[weihsien_camp] Re: 1942 letter on internment of civilians in Chefoo' Temple Hill

What a wonderful letter, Estelle! You have flooded me with Temple Hill memories!

I remember planting a few seeds in that tiny garden — working on some kind of gardening badge for Brownies. Imagine it! Earning badges for Brownies in a Japanese concentration camp! God bless every one of those sainted teaches! I remember writing in my Brownie diary that someone had “kindly” (sarcasm of a ten year-old) stepped on my tiny garden patch.

I wonder what ever happened to that diary.

Two of my most vivid Temple Hill memories were my terror of those huge geese attacking me and the attack I had of hay fever. My nose just POURED! I don’t think I’ve ever had such an attack of hay fever since then. Certainly, no Kleenex tissues in Temple Hill camp!! Growing geese at Temple Hill must have been — like growing the pig — to supplement our diet.

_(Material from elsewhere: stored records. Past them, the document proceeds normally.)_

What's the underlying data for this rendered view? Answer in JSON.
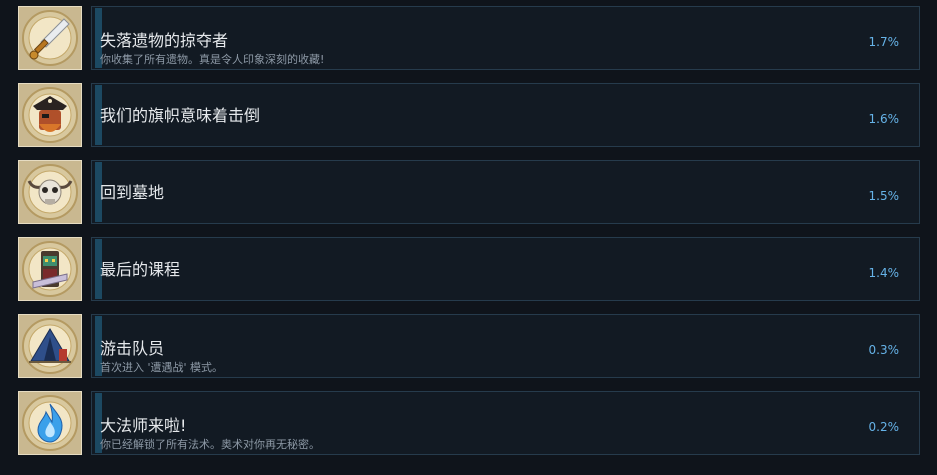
{
  "achievements": [
    {
      "title": "失落遗物的掠夺者",
      "desc": "你收集了所有遗物。真是令人印象深刻的收藏!",
      "percent": "1.7%",
      "icon": "dagger-icon",
      "progress": 0.2
    },
    {
      "title": "我们的旗帜意味着击倒",
      "desc": "",
      "percent": "1.6%",
      "icon": "pirate-captain-icon",
      "progress": 0.0
    },
    {
      "title": "回到墓地",
      "desc": "",
      "percent": "1.5%",
      "icon": "horned-skull-icon",
      "progress": 0.0
    },
    {
      "title": "最后的课程",
      "desc": "",
      "percent": "1.4%",
      "icon": "totem-mask-icon",
      "progress": 0.0
    },
    {
      "title": "游击队员",
      "desc": "首次进入 '遭遇战' 模式。",
      "percent": "0.3%",
      "icon": "tent-icon",
      "progress": 0.0
    },
    {
      "title": "大法师来啦!",
      "desc": "你已经解锁了所有法术。奥术对你再无秘密。",
      "percent": "0.2%",
      "icon": "blue-flame-icon",
      "progress": 0.0
    }
  ],
  "colors": {
    "background": "#0f141b",
    "panel": "#121a23",
    "panel_border": "#263b4c",
    "progress_bar": "#1c4962",
    "percent_text": "#66b3e8",
    "icon_frame": "#c9b890"
  }
}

Since we’re now in our 80s, we can tell about the commode bucket for you teenage girls always being blood red. I was in the Prep School then. Until I was reunited with our parents in 1945 at age 13, I was clueless about menstrual periods. When we got to Weihsien, one of our thirteen girls in the Lower School Dormitory (LSD) started her periods, but teachers kept this a very big secret — like it was, perhaps, a wicked thing. None of the rest of us knew. I didn’t learn about this part of becoming a woman until after I was repatriated in 1945. I guess it was my big sister, Kathleen, who educated me. Kathleen, you know, was “wicked” in Weihsien. She and Douglas Findlay had actually KISSED, so one of the bishops was considering whether or not Kathleen should marry Douglas right there in the camp! Douglas, you know, was from Tientsin, not from Chefoo. (Let me assure you that Kathleen got over her “wickedness.” She died of Lupus in 1942 while she was studying in Asbury Theological Seminary, preparing to go with her husband as missionaries to Africa. )

Doctors in the camp surely knew that poor nutrition affected the teeth of growing children and the delay of menses in young women.

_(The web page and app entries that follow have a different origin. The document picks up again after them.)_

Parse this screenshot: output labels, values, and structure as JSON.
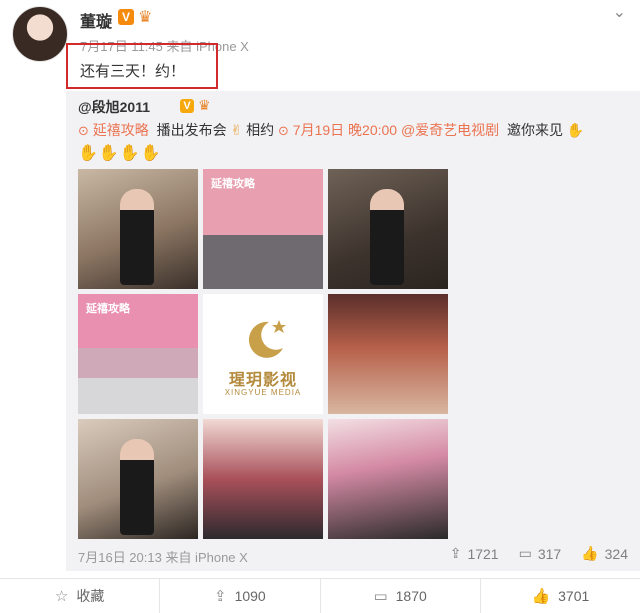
{
  "post": {
    "author": "董璇",
    "verified_badge": "V",
    "meta": "7月17日 11:45 来自 iPhone X",
    "text": "还有三天！约！"
  },
  "repost": {
    "author": "@段旭2011",
    "verified_badge": "V",
    "topic": "延禧攻略",
    "line1_mid": "播出发布会",
    "line1_after": "相约",
    "date_link": "7月19日 晚20:00",
    "mention": "@爱奇艺电视剧",
    "invite": "邀你来见",
    "photos": {
      "banner1": "延禧攻略",
      "banner2": "延禧攻略",
      "logo_cn": "瑆玥影视",
      "logo_en": "XINGYUE MEDIA"
    },
    "meta": "7月16日 20:13 来自 iPhone X",
    "reposts": "1721",
    "comments": "317",
    "likes": "324"
  },
  "actions": {
    "favorite": "收藏",
    "repost": "1090",
    "comment": "1870",
    "like": "3701"
  },
  "icons": [
    "chevron-down-icon",
    "crown-icon",
    "location-icon",
    "clap-icon",
    "repost-icon",
    "comment-icon",
    "like-icon",
    "star-icon"
  ],
  "colors": {
    "highlight": "#d22a2a",
    "link": "#eb7350",
    "verified": "#f68a0c",
    "repost_bg": "#f2f2f5"
  }
}
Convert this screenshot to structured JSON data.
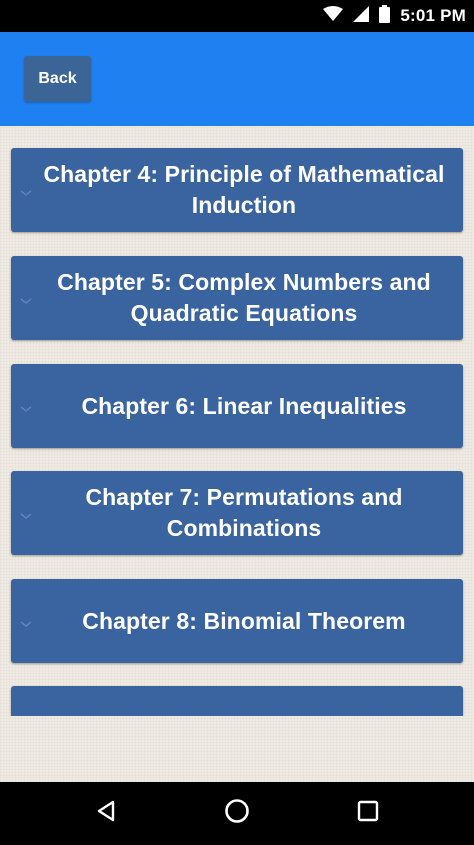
{
  "status_bar": {
    "time": "5:01 PM",
    "icons": [
      "wifi-icon",
      "signal-icon",
      "battery-icon"
    ]
  },
  "app_bar": {
    "back_label": "Back",
    "color": "#1f80f2"
  },
  "chapters": [
    {
      "title": "Chapter 4: Principle of Mathematical Induction"
    },
    {
      "title": "Chapter 5: Complex Numbers and Quadratic Equations"
    },
    {
      "title": "Chapter 6: Linear Inequalities"
    },
    {
      "title": "Chapter 7: Permutations and Combinations"
    },
    {
      "title": "Chapter 8: Binomial Theorem"
    }
  ],
  "nav_bar": {
    "buttons": [
      "back-triangle-icon",
      "home-circle-icon",
      "recents-square-icon"
    ]
  },
  "colors": {
    "card": "#3a64a0",
    "background": "#efebe4",
    "back_button": "#3b6497"
  }
}
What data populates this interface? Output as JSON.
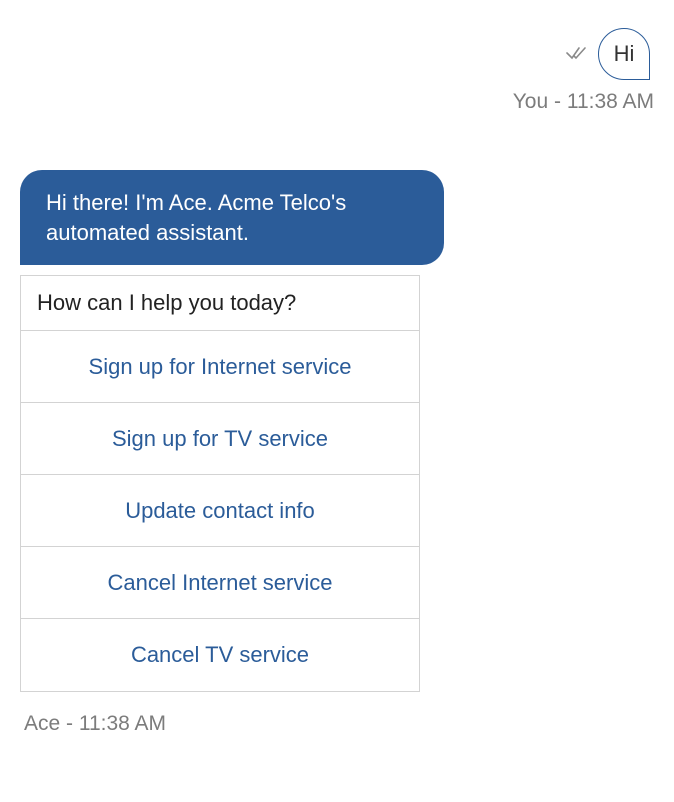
{
  "user": {
    "message": "Hi",
    "meta": "You - 11:38 AM"
  },
  "bot": {
    "greeting": "Hi there! I'm Ace. Acme Telco's automated assistant.",
    "meta": "Ace - 11:38 AM"
  },
  "options": {
    "header": "How can I help you today?",
    "items": [
      "Sign up for Internet service",
      "Sign up for TV service",
      "Update contact info",
      "Cancel Internet service",
      "Cancel TV service"
    ]
  }
}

Remember eating powdered egg shells to preserve our teeth and our bones with that pure calcium?

Let’s have more memories from the rest of you.
What badges did you earn?

Mary Taylor Previte

tapol@skynet.be [weihsien_camp]
Thu, 9 Feb 2017 at 08:49
[weihsien_camp] RE: Enquiry about Weihsien and Julyan family

Dear Louise,

Yes, I am – indeed ― at the origin of this Weihsien-Paintings’ website … 17 years already! Marvellous adventure !!!

I had a look at Ron Bridge’s listings (on the website) and the Julian family lived in block 33 room 5 but that is about all I can tell you. I was a baby in 1943 and four when we left camp in October 1945. My parents died a long time ago and as the clock keeps ticking away, year after year … all the sources of information are getting fewer.

However, the best I can do ― to help you ― is to forward your message to our wiehsien_camp@yahoo.com chat list and send you an invitation to join us. Maybe somebody will remember the Julian family and contact you directly or via the Yahoo-chat-list.

Best regards,

From: louise rolland [mailto:suetsumuhanalou@googlemail.com]
Sent: Wednesday, February 8, 2017 7:27 PM
To: tapol@skynet.be
Subject: Enquiry about Weihsien and Julyan family

Dear Leopold,

I hope this email finds you very well. I've been looking at the wealth of information on the web site you keep about Weihsien - thank you for making such a great resource available!

I believe that I am related to the Julyan family, who were interned at Weihsien and lived in Block 33. I found an email address for Kevin Julyan in your Topica email archives, but unfortunately it's no longer valid. I think he was married to Peg Julyan and living in Australia back in 2005.

I am pretty sure that Kevin Julyan's mother Maria Therese was the widow of Patrick Julyan (who was my grandfather Cedric's older brother). They married in Hong Kong in 1925 and Patrick worked in Tientsin for the North China Star. Patrick died some time before 1936. Kevin was 16 and his sister Can(d)ice 13 when they were interned along with their mother.

I'd be very grateful if you could let me know whether you are in contact with anyone in the Julyan family, know anyone who is or who knew them? I couldn't see a way to post a query on the web site.

Many thanks for your help.
(from London)